Start of Listed entries

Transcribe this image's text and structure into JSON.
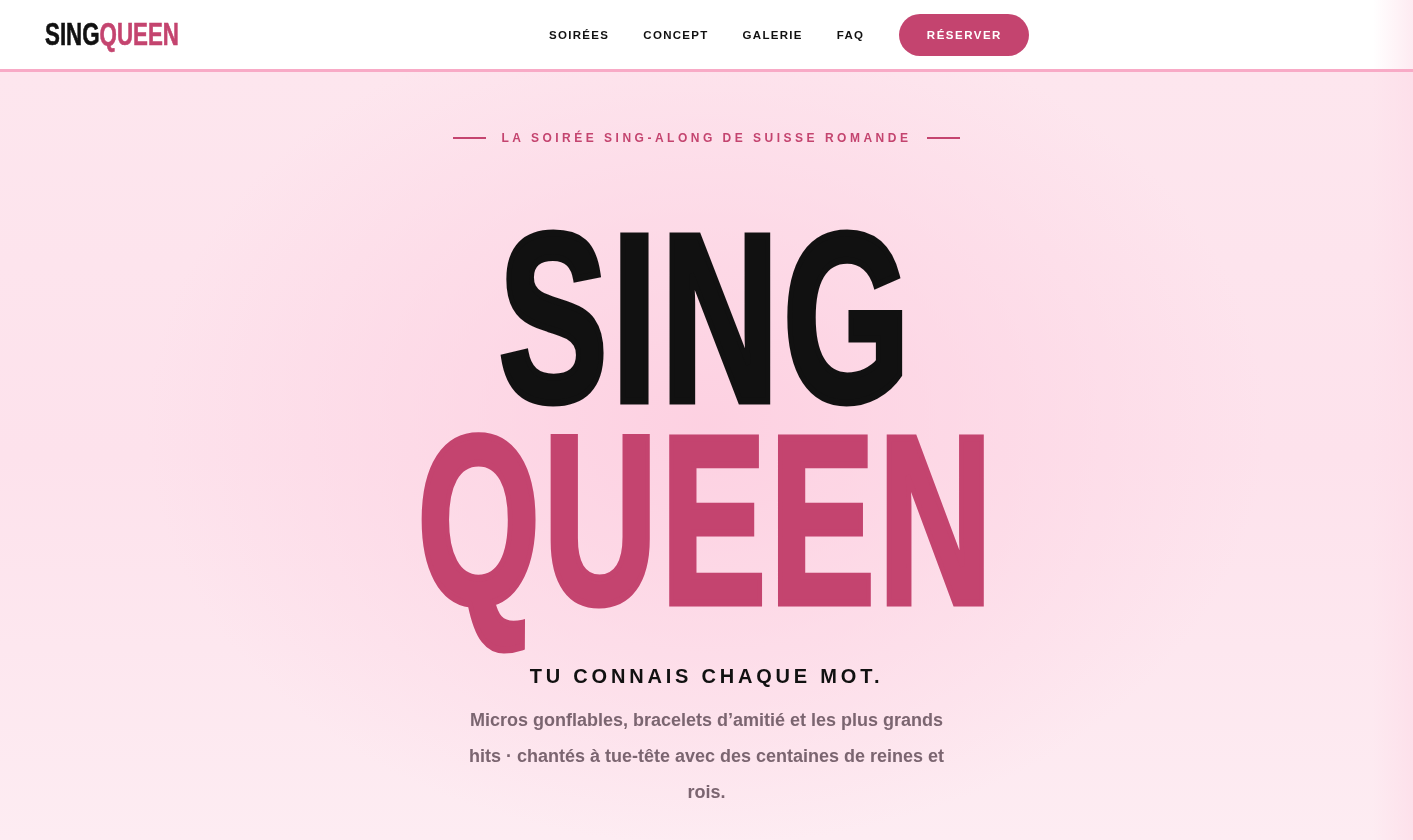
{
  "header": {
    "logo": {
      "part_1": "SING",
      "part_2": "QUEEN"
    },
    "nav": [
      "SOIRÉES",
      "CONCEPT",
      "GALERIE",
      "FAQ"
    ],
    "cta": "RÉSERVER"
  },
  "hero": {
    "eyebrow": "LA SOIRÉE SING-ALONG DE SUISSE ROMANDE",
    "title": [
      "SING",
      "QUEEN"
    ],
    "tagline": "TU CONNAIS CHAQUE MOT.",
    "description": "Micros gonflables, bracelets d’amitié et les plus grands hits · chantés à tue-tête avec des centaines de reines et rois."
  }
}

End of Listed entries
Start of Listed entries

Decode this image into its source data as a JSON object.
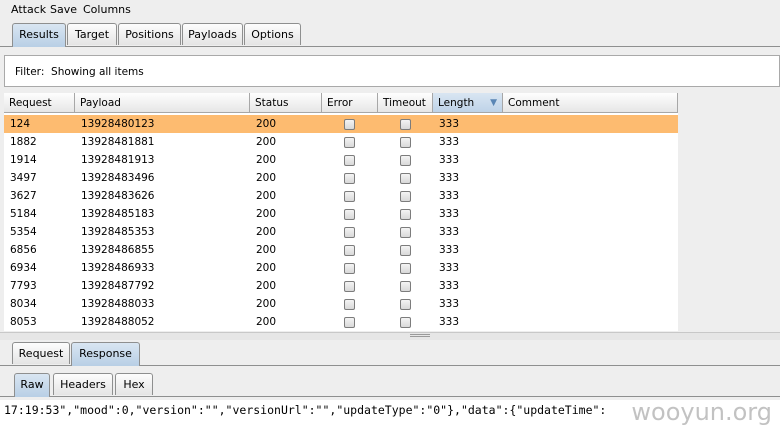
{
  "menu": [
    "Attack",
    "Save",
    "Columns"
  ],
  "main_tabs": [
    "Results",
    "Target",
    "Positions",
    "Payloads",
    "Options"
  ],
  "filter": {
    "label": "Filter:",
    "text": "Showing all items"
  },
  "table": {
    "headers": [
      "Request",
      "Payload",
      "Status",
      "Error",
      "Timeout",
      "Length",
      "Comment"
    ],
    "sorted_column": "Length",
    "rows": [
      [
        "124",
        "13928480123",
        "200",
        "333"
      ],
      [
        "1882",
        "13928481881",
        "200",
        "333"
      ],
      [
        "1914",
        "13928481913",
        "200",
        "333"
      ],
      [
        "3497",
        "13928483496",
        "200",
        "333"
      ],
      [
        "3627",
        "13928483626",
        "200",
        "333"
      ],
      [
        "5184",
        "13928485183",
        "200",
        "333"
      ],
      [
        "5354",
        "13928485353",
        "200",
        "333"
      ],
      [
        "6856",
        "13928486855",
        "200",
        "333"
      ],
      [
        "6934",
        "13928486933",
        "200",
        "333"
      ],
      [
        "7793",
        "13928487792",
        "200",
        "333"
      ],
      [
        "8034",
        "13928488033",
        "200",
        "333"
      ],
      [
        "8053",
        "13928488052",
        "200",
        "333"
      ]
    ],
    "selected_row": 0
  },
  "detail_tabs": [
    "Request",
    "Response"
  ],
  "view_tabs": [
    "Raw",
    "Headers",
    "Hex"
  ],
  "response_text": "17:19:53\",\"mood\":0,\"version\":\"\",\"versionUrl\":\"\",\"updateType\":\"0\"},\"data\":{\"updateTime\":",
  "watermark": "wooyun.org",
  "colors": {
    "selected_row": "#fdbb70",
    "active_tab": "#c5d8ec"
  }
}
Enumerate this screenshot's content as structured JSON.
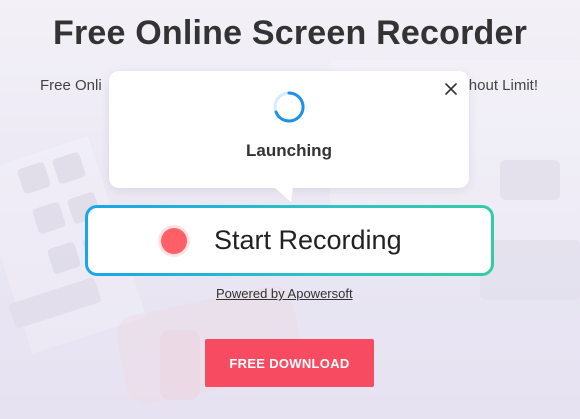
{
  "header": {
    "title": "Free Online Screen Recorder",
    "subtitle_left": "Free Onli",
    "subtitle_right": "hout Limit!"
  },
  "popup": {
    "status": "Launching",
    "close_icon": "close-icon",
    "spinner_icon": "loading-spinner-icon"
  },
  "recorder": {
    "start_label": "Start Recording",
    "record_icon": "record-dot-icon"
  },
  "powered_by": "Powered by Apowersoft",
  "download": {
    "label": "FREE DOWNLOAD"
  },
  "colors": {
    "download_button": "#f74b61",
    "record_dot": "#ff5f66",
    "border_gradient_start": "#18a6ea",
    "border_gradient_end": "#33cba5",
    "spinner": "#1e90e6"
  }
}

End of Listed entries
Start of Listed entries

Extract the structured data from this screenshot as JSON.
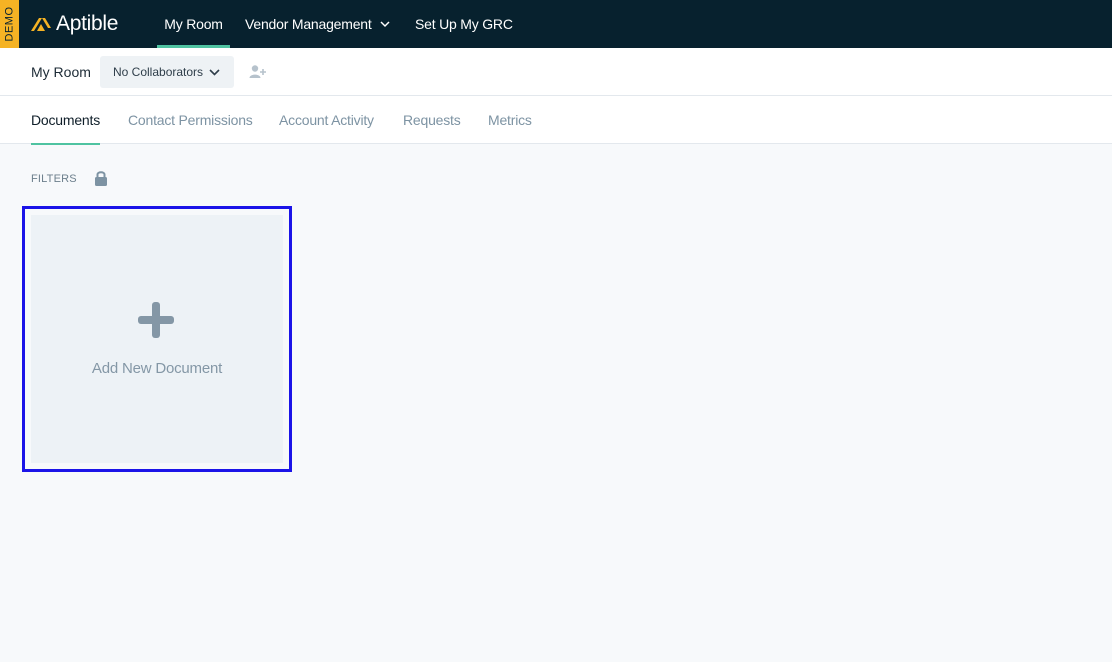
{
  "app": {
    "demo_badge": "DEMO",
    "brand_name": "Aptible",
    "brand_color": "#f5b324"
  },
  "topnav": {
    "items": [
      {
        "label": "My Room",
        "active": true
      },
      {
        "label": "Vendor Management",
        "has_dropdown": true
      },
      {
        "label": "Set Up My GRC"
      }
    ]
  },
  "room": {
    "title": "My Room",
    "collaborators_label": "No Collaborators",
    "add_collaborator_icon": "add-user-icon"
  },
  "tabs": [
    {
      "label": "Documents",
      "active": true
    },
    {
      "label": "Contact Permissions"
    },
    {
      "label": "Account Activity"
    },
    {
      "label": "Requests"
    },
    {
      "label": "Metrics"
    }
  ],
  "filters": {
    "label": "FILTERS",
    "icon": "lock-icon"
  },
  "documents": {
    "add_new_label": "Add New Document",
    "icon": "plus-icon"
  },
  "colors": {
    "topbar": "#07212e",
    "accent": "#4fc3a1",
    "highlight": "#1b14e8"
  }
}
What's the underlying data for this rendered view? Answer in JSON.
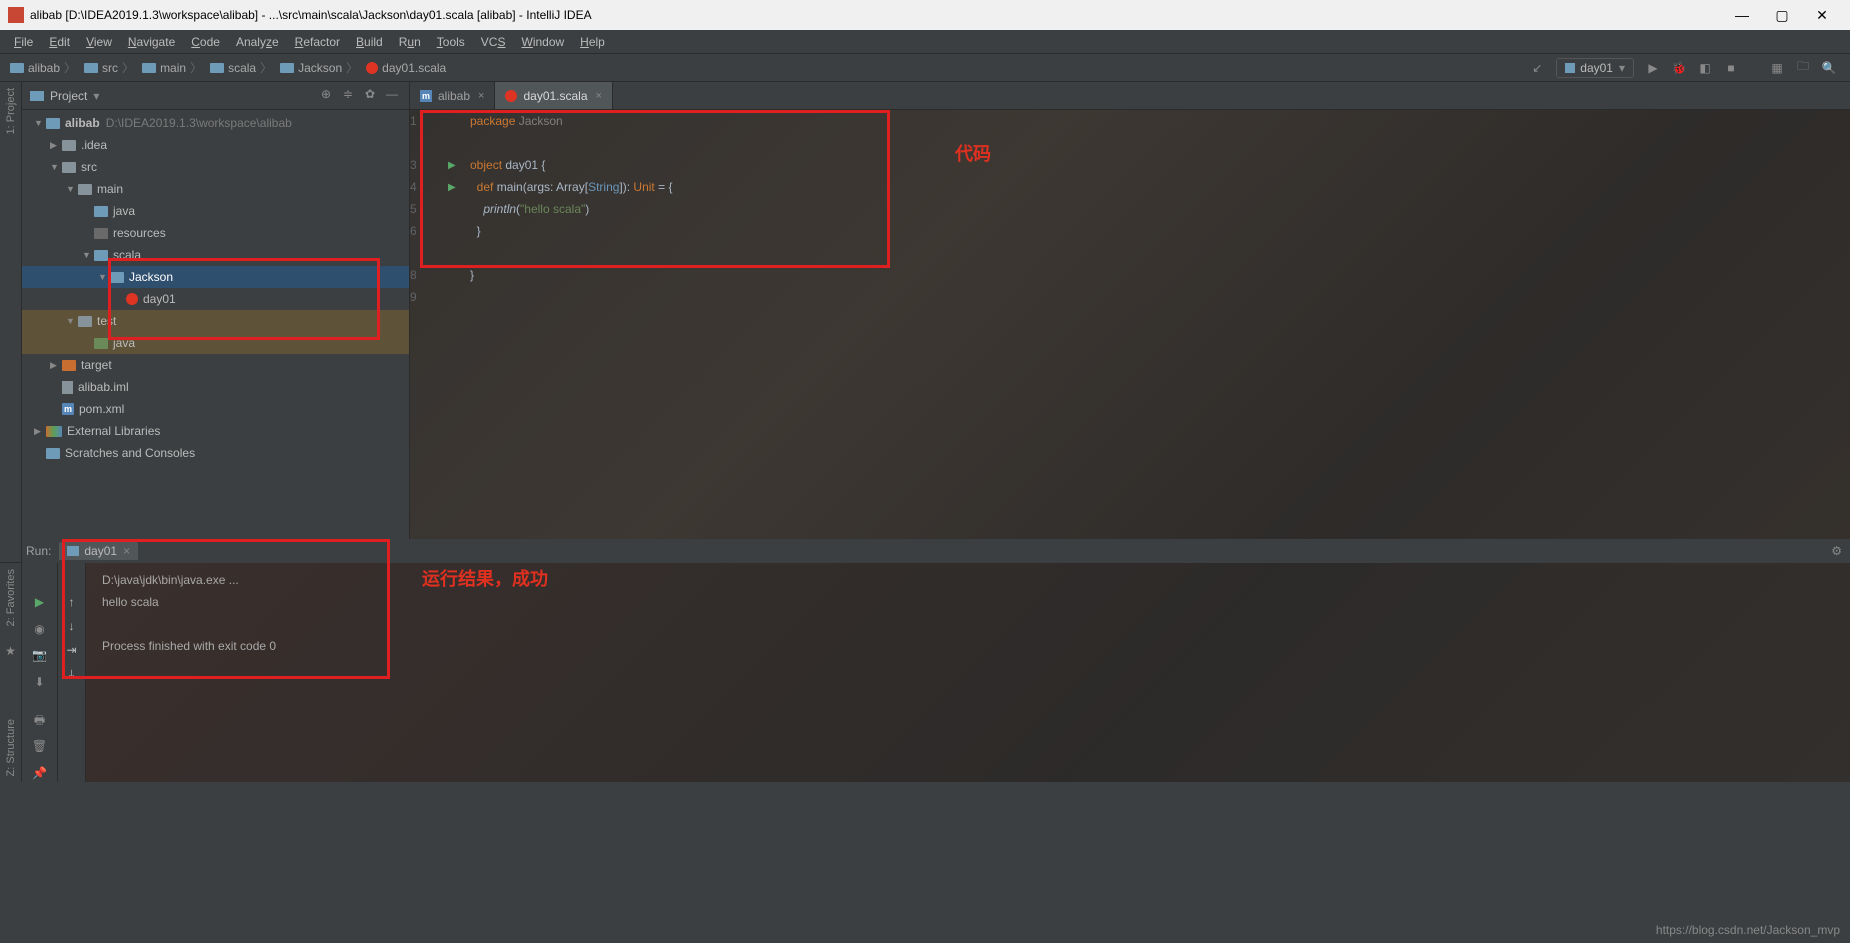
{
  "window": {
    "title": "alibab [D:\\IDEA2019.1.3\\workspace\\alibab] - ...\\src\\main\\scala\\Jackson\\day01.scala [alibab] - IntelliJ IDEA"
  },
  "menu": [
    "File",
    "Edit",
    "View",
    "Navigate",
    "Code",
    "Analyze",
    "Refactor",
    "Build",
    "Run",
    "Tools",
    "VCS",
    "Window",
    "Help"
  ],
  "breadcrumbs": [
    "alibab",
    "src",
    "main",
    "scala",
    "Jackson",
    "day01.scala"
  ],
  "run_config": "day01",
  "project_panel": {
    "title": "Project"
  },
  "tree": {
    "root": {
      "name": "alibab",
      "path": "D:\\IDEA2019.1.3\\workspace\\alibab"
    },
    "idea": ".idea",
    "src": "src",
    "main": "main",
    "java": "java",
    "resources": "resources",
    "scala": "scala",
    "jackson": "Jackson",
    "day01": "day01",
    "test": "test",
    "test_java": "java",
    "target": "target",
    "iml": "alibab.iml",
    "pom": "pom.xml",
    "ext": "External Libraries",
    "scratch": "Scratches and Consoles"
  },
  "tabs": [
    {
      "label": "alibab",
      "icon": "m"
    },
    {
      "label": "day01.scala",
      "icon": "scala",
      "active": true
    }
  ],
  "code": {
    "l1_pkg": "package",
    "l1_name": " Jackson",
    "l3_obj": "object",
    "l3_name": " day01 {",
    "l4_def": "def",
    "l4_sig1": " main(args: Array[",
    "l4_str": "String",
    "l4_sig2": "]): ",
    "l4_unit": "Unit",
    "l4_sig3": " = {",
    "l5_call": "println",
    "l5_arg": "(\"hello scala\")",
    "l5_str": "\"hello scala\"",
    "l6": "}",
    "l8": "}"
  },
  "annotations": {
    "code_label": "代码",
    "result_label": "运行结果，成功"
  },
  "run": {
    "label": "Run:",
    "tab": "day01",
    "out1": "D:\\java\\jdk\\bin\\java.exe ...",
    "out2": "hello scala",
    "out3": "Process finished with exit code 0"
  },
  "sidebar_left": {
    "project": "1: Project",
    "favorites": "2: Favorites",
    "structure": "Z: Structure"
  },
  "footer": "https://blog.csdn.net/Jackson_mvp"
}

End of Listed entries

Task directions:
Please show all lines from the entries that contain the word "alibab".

Final answer:
    "title": "alibab [D:\\IDEA2019.1.3\\workspace\\alibab] - ...\\src\\main\\scala\\Jackson\\day01.scala [alibab] - IntelliJ IDEA"
    "alibab",
      "name": "alibab",
      "path": "D:\\IDEA2019.1.3\\workspace\\alibab"
    "iml": "alibab.iml",
      "label": "alibab",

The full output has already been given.